In a sweeping movement to help reduce the amount of non-recyclable consumer waste, the U.K. government has announced plans to ban the sale of plastic straws, stirrers and plastic-stemmed cotton swabs.

“Plastic waste is one of the greatest environmental challenges facing the world,” Prime Minister Theresa May announced in a statement on Wednesday, in which she called the U.K. government to be “a world leader on this issue.”

Downing Street also said in the statement that it would work with industry in developing alternatives and ensuring “there is sufficient time to adapt.”

U.K. proposes ban on plastic straws, drink stirrers and cotton swabs
Millions of ocean-going birds and mammals eat plastics or get tangled in them resulting in death. Image courtesy of NOAA

The proposal would exempt plastic straws used for medical reasons.

The ban is a small step in an overall effort to reduce plastic pollution from finding its way into the Earth’s oceans. According to the announcement, 150 million tons of plastic find its way to the water each year. This trash is responsible for killing one million birds and more than 100,000 sea mammals, which either eat the plastic or get tangled in it.

Who else is helping?

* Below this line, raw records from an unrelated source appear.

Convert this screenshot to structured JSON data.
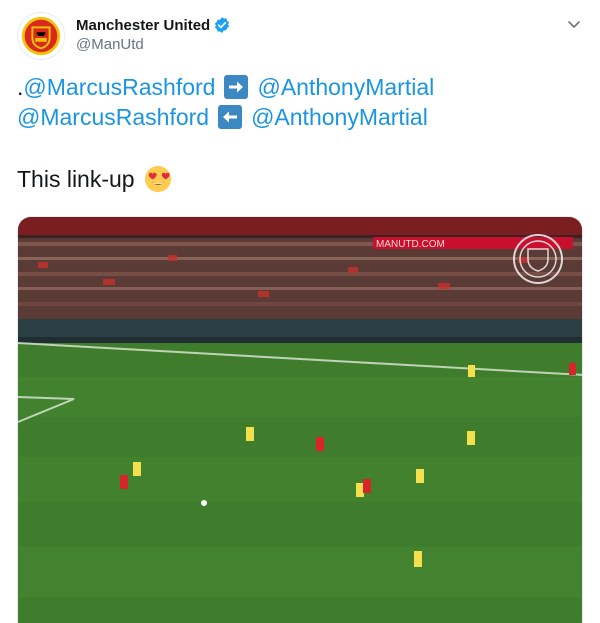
{
  "account": {
    "display_name": "Manchester United",
    "handle": "@ManUtd",
    "verified": true,
    "avatar_icon": "club-crest-icon"
  },
  "menu": {
    "icon": "chevron-down-icon"
  },
  "tweet": {
    "line1": {
      "prefix": ".",
      "mention_a": "@MarcusRashford",
      "arrow": "right-arrow-emoji",
      "mention_b": "@AnthonyMartial"
    },
    "line2": {
      "mention_a": "@MarcusRashford",
      "arrow": "left-arrow-emoji",
      "mention_b": "@AnthonyMartial"
    },
    "line3": {
      "text": "This link-up",
      "emoji": "heart-eyes-emoji"
    }
  },
  "media": {
    "type": "video",
    "stadium_banner": "MANUTD.COM",
    "watermark_icon": "club-crest-watermark"
  },
  "colors": {
    "link": "#1b95e0",
    "verified": "#1da1f2",
    "arrow_box": "#3b88c3",
    "pitch": "#3f7d2c"
  }
}
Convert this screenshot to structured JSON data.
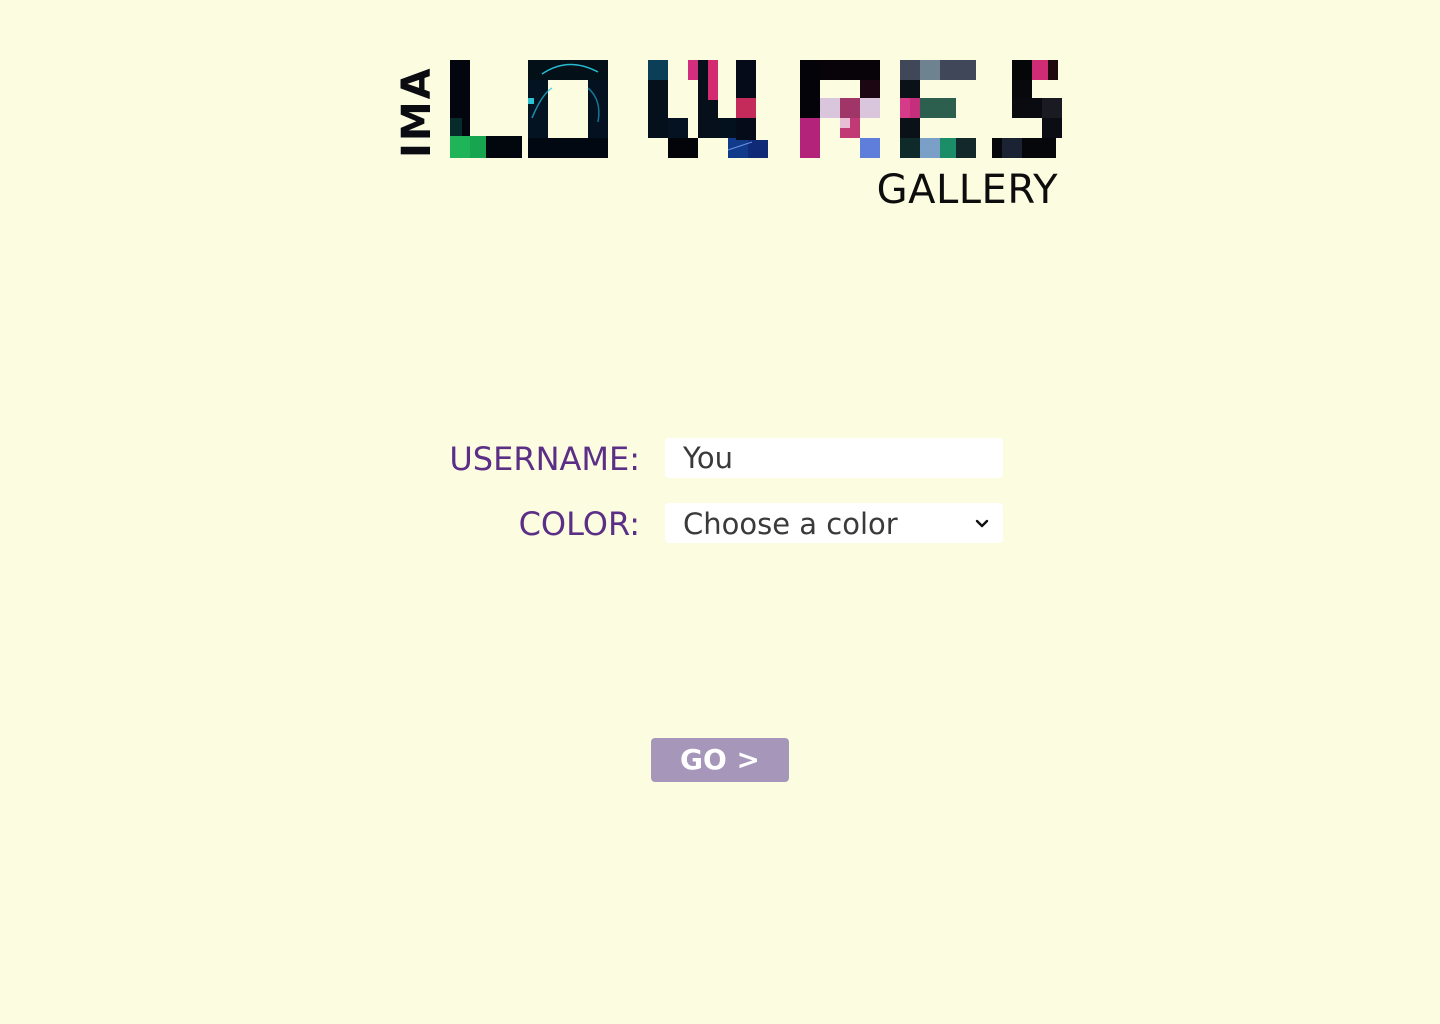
{
  "logo": {
    "prefix": "IMA",
    "wordmark": "LOWRES",
    "subtitle": "GALLERY"
  },
  "form": {
    "username": {
      "label": "USERNAME:",
      "value": "You"
    },
    "color": {
      "label": "COLOR:",
      "selected": "Choose a color"
    }
  },
  "actions": {
    "go_label": "GO >"
  },
  "colors": {
    "background": "#fcfce1",
    "label": "#5c2f86",
    "button": "#a697ba"
  }
}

Earlier this month, McDonald’s announced it would make its U.K. stores more environmentally friendly. More than 1,300 locations across the country would test out paper straws instead of plastic ones. The fast-food giant is responsible for nearly one billion disposed straws annually worldwide.

Music festivals in the U.K. also aren’t waiting for the legislation to go through. Organizers at the Association of Independent Festivals already committed to banning plastic straws at events this year, and further committed to banning all single-use plastic at all events by 2021.

In the U.S., a number of major cities including New York, Chicago, Seattle, D.C., and San Fransisco have enacted plastic bag bans or fees for using them. Starting June 1, Malibu, California will prohibit restaurants and other food vendors from offering or selling plastic utensils, drink stirrers or straws.

Still, the toughest ban on plastics comes from Kenya. Producing, selling or even using plastic bags in the African country can put you at risk for up to four years in jail or $40,000 in fines.

Other counties that have partly banned or taxed plastic bags include China, France, Rwanda, and Italy.

The crackdown on straws and plastic bags came on the heels of the movement to ban plastic microbes from entering Earth’s waterways.

Also see, Starbucks offering $10 million for development of eco-friendly cup.

Follow us on Instagram.




Meghan is a full-time writer exploring the fun facts behind food. She lives a healthy lifestyle but lives for breakfast, dessert and anything with marinara. She’s thrown away just as many meals as she’s proud of.